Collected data
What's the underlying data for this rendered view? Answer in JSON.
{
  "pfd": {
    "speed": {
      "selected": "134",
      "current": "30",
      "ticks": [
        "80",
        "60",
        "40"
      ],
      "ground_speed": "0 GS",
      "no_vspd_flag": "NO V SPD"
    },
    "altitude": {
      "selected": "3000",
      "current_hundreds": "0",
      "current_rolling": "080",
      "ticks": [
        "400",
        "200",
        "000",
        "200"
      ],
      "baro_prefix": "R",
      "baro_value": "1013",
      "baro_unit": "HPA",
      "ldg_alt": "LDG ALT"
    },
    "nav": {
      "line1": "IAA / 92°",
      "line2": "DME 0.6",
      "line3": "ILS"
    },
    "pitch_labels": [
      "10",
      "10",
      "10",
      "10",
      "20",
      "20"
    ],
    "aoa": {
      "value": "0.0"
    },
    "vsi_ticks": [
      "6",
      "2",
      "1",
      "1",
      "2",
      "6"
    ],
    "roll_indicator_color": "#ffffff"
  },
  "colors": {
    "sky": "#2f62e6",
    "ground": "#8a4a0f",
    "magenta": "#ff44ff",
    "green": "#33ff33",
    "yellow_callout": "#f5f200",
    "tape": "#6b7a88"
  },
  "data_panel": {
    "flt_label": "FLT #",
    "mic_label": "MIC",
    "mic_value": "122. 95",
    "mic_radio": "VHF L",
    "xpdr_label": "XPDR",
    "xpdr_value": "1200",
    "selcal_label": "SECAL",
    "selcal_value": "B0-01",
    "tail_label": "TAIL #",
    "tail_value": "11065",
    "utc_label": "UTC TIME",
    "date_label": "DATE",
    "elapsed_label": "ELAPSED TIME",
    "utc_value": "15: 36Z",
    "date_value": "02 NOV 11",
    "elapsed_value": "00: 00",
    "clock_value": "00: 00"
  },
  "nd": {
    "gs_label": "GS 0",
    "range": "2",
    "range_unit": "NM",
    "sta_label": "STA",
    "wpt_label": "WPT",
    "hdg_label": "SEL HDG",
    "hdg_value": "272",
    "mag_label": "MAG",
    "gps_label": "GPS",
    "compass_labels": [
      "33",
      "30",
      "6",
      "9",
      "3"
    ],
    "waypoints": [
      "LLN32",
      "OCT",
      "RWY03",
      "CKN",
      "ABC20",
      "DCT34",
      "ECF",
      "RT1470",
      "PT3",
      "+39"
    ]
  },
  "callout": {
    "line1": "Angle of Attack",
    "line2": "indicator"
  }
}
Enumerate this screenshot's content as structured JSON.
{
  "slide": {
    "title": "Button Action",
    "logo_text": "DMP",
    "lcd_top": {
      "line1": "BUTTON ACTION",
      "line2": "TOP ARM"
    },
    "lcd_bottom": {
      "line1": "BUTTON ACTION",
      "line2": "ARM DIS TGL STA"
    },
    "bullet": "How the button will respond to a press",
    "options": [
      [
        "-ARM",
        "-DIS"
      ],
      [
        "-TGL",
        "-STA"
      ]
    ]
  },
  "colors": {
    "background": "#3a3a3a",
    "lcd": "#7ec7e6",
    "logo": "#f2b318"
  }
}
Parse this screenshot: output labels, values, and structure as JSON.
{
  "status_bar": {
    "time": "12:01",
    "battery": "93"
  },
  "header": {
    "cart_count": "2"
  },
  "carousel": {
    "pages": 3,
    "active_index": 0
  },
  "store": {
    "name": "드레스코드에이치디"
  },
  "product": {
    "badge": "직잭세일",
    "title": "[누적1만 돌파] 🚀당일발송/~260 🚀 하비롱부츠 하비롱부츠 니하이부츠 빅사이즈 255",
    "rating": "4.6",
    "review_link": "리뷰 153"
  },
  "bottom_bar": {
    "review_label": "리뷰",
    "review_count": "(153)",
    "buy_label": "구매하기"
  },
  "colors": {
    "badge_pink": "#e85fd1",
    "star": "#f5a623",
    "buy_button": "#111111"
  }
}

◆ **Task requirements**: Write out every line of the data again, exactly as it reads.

◆ **Completed task**:
What's the underlying data for this rendered view? Answer in JSON.
{
  "pfd": {
    "speed": {
      "selected": "134",
      "current": "30",
      "ticks": [
        "80",
        "60",
        "40"
      ],
      "ground_speed": "0 GS",
      "no_vspd_flag": "NO V SPD"
    },
    "altitude": {
      "selected": "3000",
      "current_hundreds": "0",
      "current_rolling": "080",
      "ticks": [
        "400",
        "200",
        "000",
        "200"
      ],
      "baro_prefix": "R",
      "baro_value": "1013",
      "baro_unit": "HPA",
      "ldg_alt": "LDG ALT"
    },
    "nav": {
      "line1": "IAA / 92°",
      "line2": "DME 0.6",
      "line3": "ILS"
    },
    "pitch_labels": [
      "10",
      "10",
      "10",
      "10",
      "20",
      "20"
    ],
    "aoa": {
      "value": "0.0"
    },
    "vsi_ticks": [
      "6",
      "2",
      "1",
      "1",
      "2",
      "6"
    ],
    "roll_indicator_color": "#ffffff"
  },
  "colors": {
    "sky": "#2f62e6",
    "ground": "#8a4a0f",
    "magenta": "#ff44ff",
    "green": "#33ff33",
    "yellow_callout": "#f5f200",
    "tape": "#6b7a88"
  },
  "data_panel": {
    "flt_label": "FLT #",
    "mic_label": "MIC",
    "mic_value": "122. 95",
    "mic_radio": "VHF L",
    "xpdr_label": "XPDR",
    "xpdr_value": "1200",
    "selcal_label": "SECAL",
    "selcal_value": "B0-01",
    "tail_label": "TAIL #",
    "tail_value": "11065",
    "utc_label": "UTC TIME",
    "date_label": "DATE",
    "elapsed_label": "ELAPSED TIME",
    "utc_value": "15: 36Z",
    "date_value": "02 NOV 11",
    "elapsed_value": "00: 00",
    "clock_value": "00: 00"
  },
  "nd": {
    "gs_label": "GS 0",
    "range": "2",
    "range_unit": "NM",
    "sta_label": "STA",
    "wpt_label": "WPT",
    "hdg_label": "SEL HDG",
    "hdg_value": "272",
    "mag_label": "MAG",
    "gps_label": "GPS",
    "compass_labels": [
      "33",
      "30",
      "6",
      "9",
      "3"
    ],
    "waypoints": [
      "LLN32",
      "OCT",
      "RWY03",
      "CKN",
      "ABC20",
      "DCT34",
      "ECF",
      "RT1470",
      "PT3",
      "+39"
    ]
  },
  "callout": {
    "line1": "Angle of Attack",
    "line2": "indicator"
  }
}
Enumerate this screenshot's content as structured JSON.
{
  "slide": {
    "title": "Button Action",
    "logo_text": "DMP",
    "lcd_top": {
      "line1": "BUTTON ACTION",
      "line2": "TOP ARM"
    },
    "lcd_bottom": {
      "line1": "BUTTON ACTION",
      "line2": "ARM DIS TGL STA"
    },
    "bullet": "How the button will respond to a press",
    "options": [
      [
        "-ARM",
        "-DIS"
      ],
      [
        "-TGL",
        "-STA"
      ]
    ]
  },
  "colors": {
    "background": "#3a3a3a",
    "lcd": "#7ec7e6",
    "logo": "#f2b318"
  }
}
Parse this screenshot: output labels, values, and structure as JSON.
{
  "status_bar": {
    "time": "12:01",
    "battery": "93"
  },
  "header": {
    "cart_count": "2"
  },
  "carousel": {
    "pages": 3,
    "active_index": 0
  },
  "store": {
    "name": "드레스코드에이치디"
  },
  "product": {
    "badge": "직잭세일",
    "title": "[누적1만 돌파] 🚀당일발송/~260 🚀 하비롱부츠 하비롱부츠 니하이부츠 빅사이즈 255",
    "rating": "4.6",
    "review_link": "리뷰 153"
  },
  "bottom_bar": {
    "review_label": "리뷰",
    "review_count": "(153)",
    "buy_label": "구매하기"
  },
  "colors": {
    "badge_pink": "#e85fd1",
    "star": "#f5a623",
    "buy_button": "#111111"
  }
}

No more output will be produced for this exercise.